### 41st Putnam 1980

Problem A4

Show that for any integers a, b, c, not all zero, and such that |a|, |b|, |c| < 106, we have |a + b √2 + c √3| > 10-21. But show that we can find such a, b, c with |a + b √2 + c √3| < 10-11.

Solution

This needs a trick: (a + b √2 + c √3)(a + b √2 - c √3)(a - b √2 + c √3)(a - b √2 - c √3) = a4 + 4b4 + 9c4 - 4a2b2 - 6c2a2 - 12b2c2 which is an integer. Moreover, it is non-zero by a slight extension of the argument used to prove the irrationality of √2.

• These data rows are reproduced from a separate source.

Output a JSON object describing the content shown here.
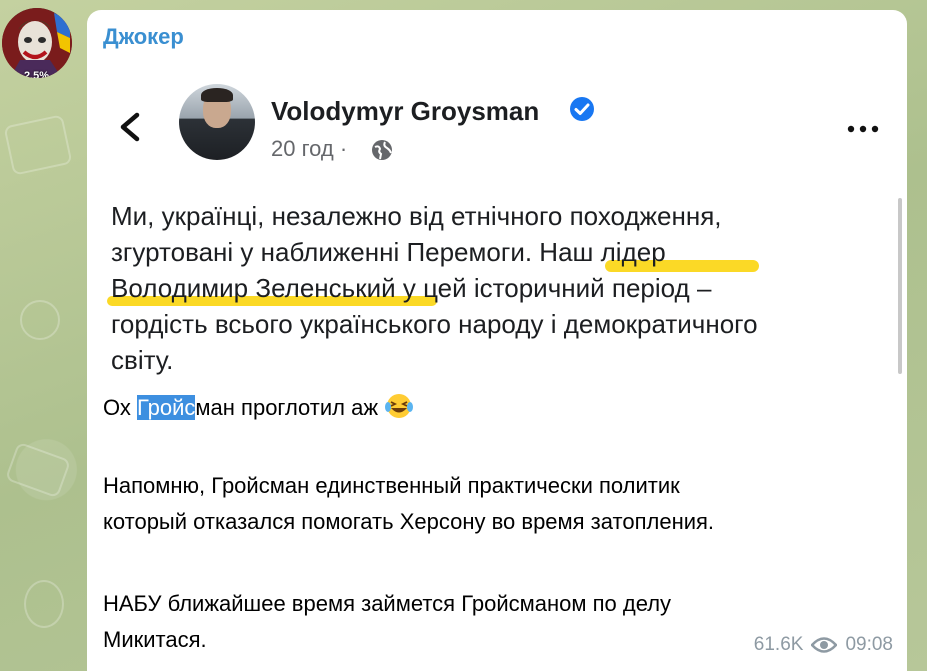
{
  "channel": {
    "avatar_badge": "2.5%",
    "sender_name": "Джокер"
  },
  "screenshot": {
    "author_name": "Volodymyr Groysman",
    "post_age": "20 год",
    "meta_separator": "·",
    "text_line1": "Ми, українці, незалежно від етнічного походження,",
    "text_line2": "згуртовані у наближенні Перемоги. Наш лідер",
    "text_line3": "Володимир Зеленський у цей історичний період –",
    "text_line4": "гордість всього українського народу і демократичного",
    "text_line5": "світу.",
    "highlight_color": "#fad200"
  },
  "message": {
    "line1_prefix": "Ох ",
    "line1_selected": "Гройс",
    "line1_suffix": "ман проглотил аж",
    "para2_line1": "Напомню, Гройсман единственный практически политик",
    "para2_line2": "который отказался помогать Херсону во время затопления.",
    "para3_line1": "НАБУ ближайшее время займется Гройсманом по делу",
    "para3_line2": "Микитася."
  },
  "footer": {
    "views": "61.6K",
    "time": "09:08"
  },
  "icons": [
    "back-icon",
    "verified-icon",
    "globe-icon",
    "more-icon",
    "laughing-emoji-icon",
    "eye-icon"
  ],
  "colors": {
    "accent": "#3a8fd1",
    "selection": "#3d8fe0",
    "wallpaper": "#b9c99a"
  }
}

For suppose a + b √2 = c √3 (*). Squaring: 2ab √2 = 3c2 - a2 - 2b2. But √2 is irrational, so a or b is zero. But b cannot be zero since √3 is irrational, so a must be zero. Take b and c relatively prime (by dividing out any common factor if necessary). We have 2b2 = 3c2. By the usual argument 2 divides both b and c. Contradiction. Hence (*) is impossible.

So the identity (a + b √2 + c √3)(a + b √2 - c √3)(a - b √2 + c √3)(a - b √2 - c √3) = a4 + 4b4 + 9c4 - 4a2b2 - 6c2a2 - 12b2c2 gives that |a + b √2 + c √3| ≥ 1/|(a + b √2 - c √3)(a - b √2 + c √3)(a - b √2 - c √3)|. But each of the three numbers in this product is at most 107, so |a + b √2 + c √3| ≥ 10-21.

For the other inequality we use a pigeon-hole argument. Take the 1018 numbers a + b √2 + c √3 with 0 ≤ a, b, c < 106. They all lie in the interval [0, 5 x 106], so if we divide this interval into 6 x 1017 equal parts, then at least two numbers must lie in the same part. Subtracting them gives a number with absolute value at most 5/6 10-11.